(Data for the task begins)
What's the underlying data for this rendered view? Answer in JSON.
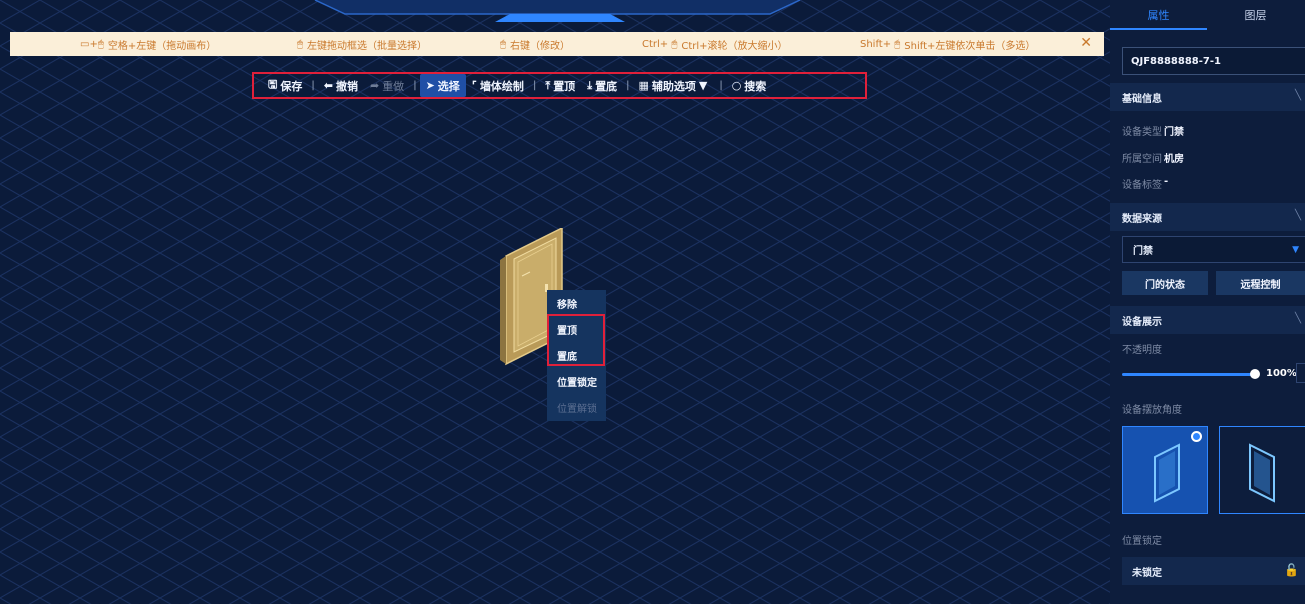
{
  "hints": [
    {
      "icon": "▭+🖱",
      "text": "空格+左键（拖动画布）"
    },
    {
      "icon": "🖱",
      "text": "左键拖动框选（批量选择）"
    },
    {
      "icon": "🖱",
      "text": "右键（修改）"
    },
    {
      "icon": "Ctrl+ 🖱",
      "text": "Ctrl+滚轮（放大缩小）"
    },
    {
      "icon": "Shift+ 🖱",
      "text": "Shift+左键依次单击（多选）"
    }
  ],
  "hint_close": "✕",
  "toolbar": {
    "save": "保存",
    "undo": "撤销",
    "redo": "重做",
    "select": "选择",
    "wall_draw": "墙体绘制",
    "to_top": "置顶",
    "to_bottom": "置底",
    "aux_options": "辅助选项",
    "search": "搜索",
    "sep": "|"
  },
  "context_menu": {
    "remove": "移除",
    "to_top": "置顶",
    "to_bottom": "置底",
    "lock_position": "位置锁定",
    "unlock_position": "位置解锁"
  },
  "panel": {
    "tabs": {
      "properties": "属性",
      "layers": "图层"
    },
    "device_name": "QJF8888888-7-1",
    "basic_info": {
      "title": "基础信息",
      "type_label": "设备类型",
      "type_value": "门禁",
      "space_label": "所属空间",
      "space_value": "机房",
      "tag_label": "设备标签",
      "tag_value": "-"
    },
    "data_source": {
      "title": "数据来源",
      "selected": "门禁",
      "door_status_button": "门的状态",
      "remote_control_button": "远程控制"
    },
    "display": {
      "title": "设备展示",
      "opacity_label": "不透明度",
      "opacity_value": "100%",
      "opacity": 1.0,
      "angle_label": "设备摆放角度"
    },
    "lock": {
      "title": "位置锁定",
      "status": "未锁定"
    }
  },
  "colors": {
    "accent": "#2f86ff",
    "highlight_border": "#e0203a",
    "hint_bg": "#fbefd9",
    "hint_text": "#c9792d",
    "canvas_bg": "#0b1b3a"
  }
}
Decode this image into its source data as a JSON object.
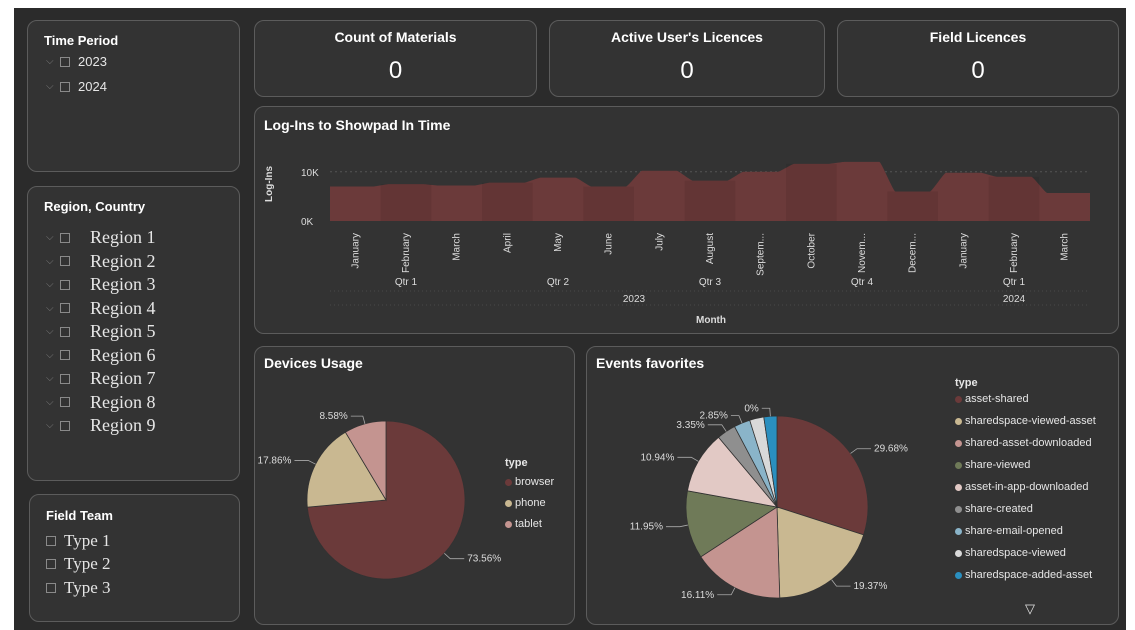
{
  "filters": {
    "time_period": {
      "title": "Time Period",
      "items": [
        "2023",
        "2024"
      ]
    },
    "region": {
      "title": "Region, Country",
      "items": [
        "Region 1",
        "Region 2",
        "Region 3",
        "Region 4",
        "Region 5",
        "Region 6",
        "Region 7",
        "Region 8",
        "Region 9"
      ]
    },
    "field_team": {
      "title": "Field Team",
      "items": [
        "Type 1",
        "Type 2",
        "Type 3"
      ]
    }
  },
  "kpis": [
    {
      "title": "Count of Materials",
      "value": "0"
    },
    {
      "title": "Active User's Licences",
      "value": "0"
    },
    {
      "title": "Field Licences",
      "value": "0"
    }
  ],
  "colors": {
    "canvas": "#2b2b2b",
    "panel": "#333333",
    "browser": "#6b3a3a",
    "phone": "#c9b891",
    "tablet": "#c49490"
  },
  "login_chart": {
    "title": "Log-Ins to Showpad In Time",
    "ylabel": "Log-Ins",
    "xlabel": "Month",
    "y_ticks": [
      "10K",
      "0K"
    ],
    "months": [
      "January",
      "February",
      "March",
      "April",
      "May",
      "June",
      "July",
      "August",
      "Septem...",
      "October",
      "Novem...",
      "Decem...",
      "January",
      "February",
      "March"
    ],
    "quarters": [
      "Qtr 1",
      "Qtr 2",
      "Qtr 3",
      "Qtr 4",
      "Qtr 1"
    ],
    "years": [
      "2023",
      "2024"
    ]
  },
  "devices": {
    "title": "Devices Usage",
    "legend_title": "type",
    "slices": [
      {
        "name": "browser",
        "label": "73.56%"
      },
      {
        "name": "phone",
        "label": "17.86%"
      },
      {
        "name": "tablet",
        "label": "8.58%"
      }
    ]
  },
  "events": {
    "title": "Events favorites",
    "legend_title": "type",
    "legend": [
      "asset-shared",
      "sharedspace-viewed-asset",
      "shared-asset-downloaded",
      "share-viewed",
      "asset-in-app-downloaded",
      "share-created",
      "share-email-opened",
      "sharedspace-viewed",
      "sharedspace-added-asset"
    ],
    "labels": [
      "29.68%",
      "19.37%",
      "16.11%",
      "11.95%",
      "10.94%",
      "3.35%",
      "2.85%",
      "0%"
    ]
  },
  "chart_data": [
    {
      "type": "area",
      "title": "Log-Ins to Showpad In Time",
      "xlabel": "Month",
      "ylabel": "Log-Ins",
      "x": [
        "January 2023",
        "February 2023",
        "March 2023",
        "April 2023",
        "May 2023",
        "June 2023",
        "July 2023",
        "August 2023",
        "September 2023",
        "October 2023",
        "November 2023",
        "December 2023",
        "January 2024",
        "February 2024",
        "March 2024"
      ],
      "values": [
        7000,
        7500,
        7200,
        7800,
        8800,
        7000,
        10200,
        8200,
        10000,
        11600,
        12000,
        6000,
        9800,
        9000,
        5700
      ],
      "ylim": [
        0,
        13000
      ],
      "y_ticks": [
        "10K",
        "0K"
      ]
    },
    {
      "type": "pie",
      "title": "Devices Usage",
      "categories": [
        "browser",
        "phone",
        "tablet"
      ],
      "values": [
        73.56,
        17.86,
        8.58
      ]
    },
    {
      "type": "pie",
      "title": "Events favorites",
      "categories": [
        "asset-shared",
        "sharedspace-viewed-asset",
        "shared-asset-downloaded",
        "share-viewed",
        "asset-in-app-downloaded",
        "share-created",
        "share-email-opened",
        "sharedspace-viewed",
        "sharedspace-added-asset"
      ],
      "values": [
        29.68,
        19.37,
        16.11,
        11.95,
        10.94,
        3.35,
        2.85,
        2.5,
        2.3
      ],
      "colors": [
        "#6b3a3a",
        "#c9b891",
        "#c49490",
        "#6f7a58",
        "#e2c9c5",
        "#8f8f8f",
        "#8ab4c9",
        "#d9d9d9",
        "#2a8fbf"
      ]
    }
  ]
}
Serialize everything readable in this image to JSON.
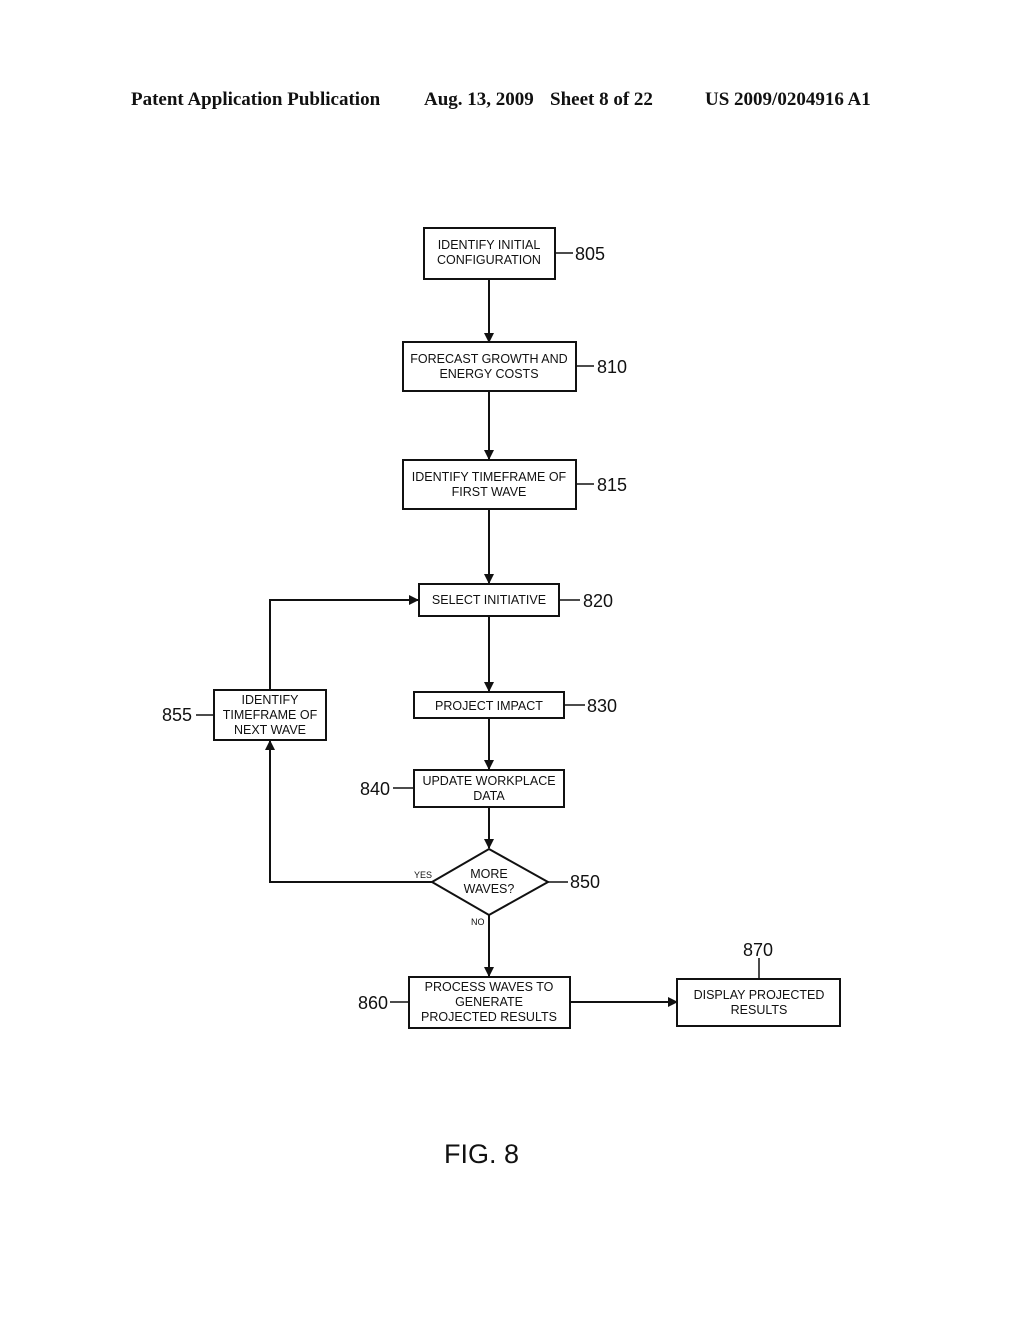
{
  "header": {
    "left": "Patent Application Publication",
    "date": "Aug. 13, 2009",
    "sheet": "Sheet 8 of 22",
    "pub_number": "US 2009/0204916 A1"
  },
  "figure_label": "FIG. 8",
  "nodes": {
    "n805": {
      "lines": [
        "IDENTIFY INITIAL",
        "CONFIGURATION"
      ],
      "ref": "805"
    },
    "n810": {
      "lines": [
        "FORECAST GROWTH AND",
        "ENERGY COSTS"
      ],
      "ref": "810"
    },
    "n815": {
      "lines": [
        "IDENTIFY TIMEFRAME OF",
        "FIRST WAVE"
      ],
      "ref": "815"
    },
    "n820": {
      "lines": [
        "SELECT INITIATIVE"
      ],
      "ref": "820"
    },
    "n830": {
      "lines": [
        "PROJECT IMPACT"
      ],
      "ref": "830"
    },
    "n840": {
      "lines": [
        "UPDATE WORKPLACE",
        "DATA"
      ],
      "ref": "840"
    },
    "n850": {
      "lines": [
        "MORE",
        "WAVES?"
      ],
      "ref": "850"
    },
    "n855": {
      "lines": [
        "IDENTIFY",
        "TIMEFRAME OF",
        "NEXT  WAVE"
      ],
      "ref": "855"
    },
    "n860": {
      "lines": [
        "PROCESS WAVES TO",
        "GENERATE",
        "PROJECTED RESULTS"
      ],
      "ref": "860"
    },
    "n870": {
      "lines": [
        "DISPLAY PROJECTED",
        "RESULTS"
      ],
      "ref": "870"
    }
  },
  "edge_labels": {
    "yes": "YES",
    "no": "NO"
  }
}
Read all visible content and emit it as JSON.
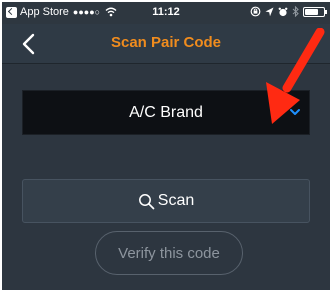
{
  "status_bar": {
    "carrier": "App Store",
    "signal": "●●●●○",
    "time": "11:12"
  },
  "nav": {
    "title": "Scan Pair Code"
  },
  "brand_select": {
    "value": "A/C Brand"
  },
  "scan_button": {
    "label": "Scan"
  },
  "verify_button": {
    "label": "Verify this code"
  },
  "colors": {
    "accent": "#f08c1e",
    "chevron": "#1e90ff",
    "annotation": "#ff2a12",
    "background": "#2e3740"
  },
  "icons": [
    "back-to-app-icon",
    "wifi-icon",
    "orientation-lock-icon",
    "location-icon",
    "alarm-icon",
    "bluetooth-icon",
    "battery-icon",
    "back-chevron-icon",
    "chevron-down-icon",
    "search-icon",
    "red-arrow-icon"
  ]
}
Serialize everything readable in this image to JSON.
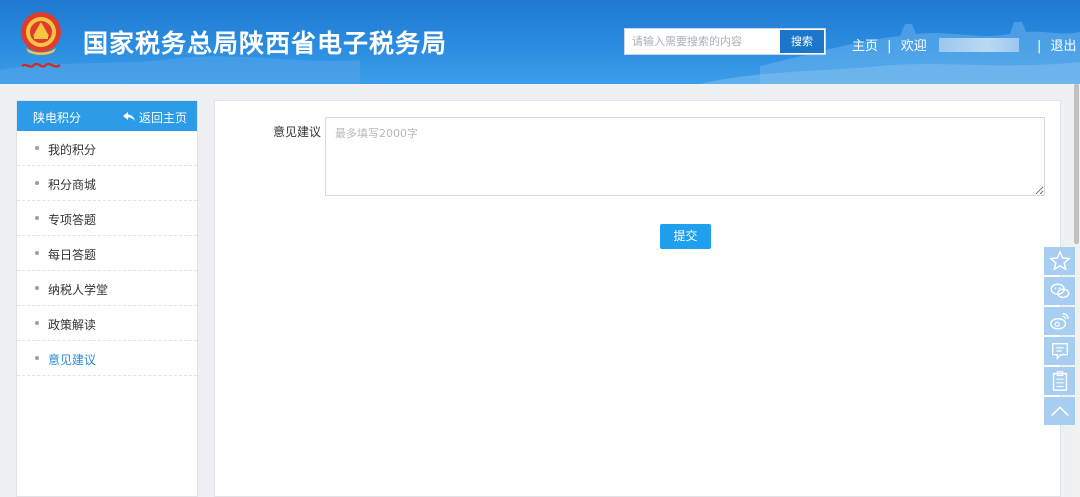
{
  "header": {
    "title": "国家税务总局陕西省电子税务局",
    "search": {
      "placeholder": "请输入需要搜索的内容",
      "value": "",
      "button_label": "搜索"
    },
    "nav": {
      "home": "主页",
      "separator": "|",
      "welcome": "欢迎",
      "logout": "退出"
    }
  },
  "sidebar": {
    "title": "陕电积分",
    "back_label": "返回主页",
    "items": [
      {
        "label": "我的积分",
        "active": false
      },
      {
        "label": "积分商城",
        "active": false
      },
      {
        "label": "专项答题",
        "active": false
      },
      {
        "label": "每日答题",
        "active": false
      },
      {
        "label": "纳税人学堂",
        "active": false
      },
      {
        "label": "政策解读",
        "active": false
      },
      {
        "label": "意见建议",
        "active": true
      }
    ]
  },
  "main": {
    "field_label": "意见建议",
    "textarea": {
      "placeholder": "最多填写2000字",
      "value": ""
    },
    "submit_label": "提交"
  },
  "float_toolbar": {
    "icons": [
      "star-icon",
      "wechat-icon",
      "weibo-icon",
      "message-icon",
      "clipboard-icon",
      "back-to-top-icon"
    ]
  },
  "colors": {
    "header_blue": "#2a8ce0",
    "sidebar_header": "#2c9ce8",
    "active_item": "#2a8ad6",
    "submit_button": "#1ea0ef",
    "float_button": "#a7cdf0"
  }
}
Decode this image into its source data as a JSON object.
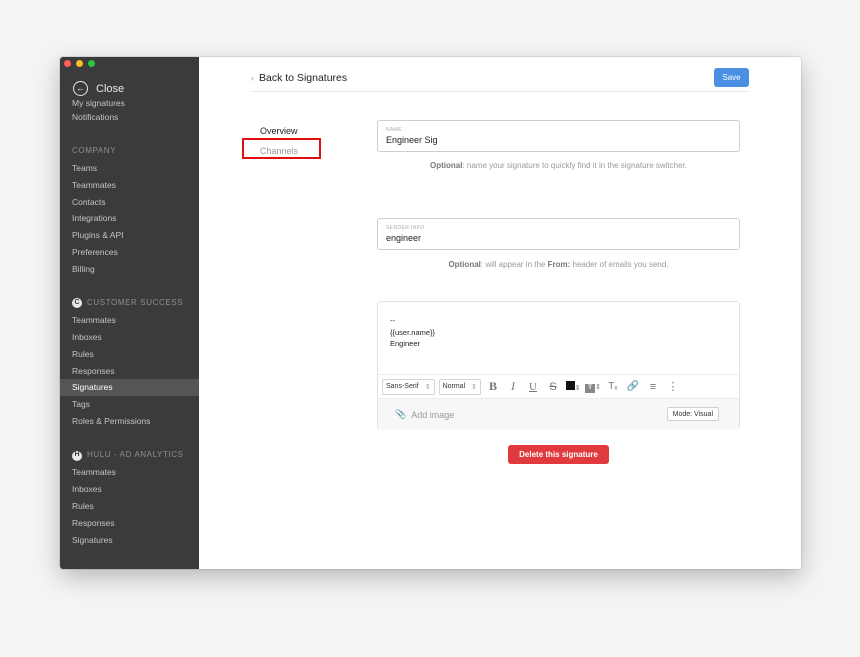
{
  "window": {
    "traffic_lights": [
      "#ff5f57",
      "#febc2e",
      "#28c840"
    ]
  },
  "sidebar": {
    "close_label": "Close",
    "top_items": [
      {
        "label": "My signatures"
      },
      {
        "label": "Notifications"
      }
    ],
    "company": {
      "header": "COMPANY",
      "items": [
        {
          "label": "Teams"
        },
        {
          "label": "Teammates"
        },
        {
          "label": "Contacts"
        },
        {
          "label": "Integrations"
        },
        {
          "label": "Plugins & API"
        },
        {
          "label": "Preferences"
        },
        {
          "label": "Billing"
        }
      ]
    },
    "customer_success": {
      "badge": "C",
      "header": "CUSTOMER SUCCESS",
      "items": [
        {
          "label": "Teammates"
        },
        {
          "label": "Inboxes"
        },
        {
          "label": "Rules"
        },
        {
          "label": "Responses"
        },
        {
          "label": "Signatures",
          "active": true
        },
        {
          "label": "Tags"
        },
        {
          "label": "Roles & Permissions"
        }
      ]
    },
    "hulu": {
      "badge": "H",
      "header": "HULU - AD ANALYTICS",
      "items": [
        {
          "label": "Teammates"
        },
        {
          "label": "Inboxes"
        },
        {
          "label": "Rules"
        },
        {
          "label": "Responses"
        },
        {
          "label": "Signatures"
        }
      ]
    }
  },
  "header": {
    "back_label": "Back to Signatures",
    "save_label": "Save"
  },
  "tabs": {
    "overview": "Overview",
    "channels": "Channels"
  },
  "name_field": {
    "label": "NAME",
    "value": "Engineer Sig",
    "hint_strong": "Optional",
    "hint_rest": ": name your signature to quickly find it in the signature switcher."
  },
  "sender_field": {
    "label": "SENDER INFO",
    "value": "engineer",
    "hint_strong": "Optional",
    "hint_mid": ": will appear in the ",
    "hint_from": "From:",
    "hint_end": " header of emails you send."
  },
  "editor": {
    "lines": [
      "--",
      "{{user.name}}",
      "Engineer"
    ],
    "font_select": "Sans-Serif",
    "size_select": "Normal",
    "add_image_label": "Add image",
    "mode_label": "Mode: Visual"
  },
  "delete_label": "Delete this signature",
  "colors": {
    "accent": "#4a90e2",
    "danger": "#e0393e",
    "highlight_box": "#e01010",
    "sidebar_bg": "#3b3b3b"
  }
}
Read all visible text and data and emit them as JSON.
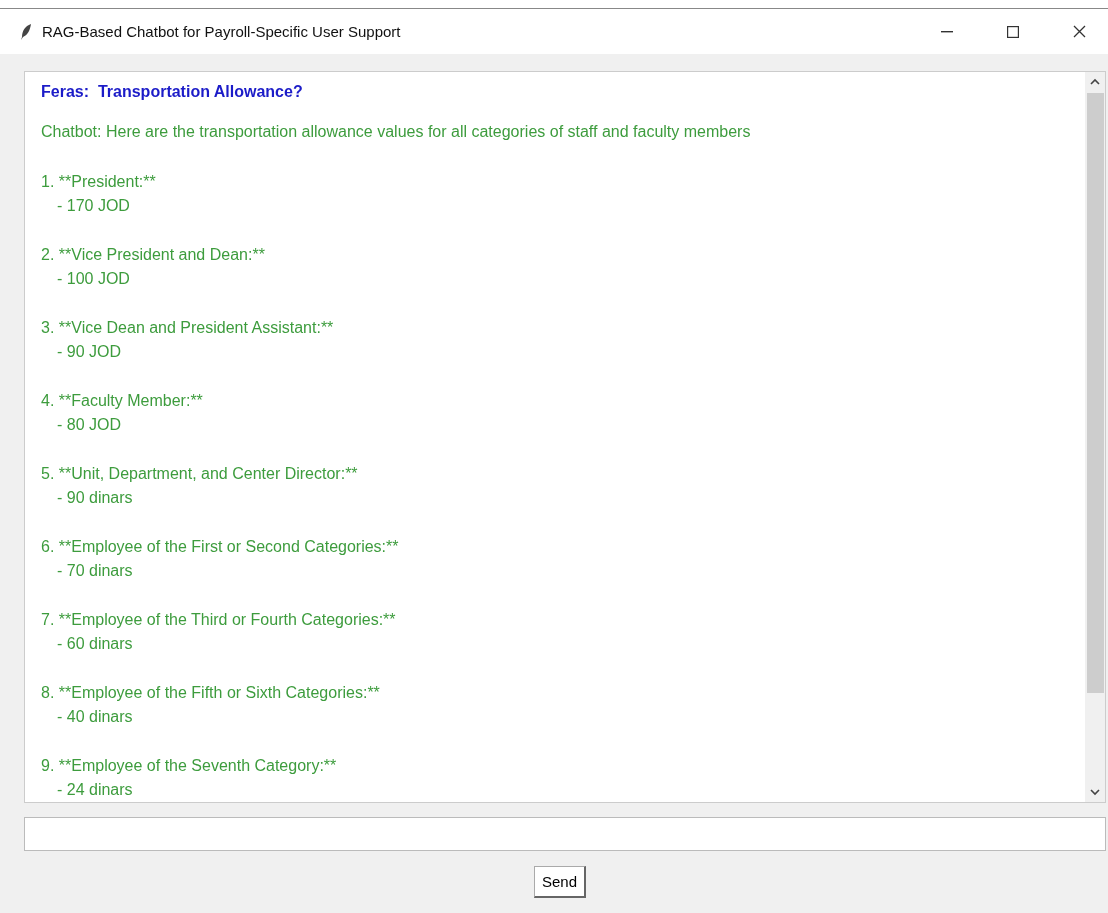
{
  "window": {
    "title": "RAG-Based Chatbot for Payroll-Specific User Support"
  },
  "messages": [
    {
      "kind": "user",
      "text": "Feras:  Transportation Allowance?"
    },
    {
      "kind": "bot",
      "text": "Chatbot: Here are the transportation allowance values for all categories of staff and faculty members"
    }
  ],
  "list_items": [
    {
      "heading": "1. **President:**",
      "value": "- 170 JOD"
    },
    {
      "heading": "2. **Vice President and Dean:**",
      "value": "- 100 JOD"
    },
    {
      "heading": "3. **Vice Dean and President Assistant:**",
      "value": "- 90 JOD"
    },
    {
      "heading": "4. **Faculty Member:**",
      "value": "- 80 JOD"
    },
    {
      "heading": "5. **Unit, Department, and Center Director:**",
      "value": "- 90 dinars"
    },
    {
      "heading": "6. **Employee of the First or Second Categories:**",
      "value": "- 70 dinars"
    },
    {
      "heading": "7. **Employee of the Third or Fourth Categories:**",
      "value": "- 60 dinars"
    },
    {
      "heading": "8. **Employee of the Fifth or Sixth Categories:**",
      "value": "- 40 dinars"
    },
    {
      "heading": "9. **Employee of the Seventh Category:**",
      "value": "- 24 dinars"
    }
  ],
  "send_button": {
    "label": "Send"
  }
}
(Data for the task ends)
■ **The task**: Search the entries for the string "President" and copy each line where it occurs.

■ **Response**:
      "heading": "1. **President:**",
      "heading": "2. **Vice President and Dean:**",
      "heading": "3. **Vice Dean and President Assistant:**",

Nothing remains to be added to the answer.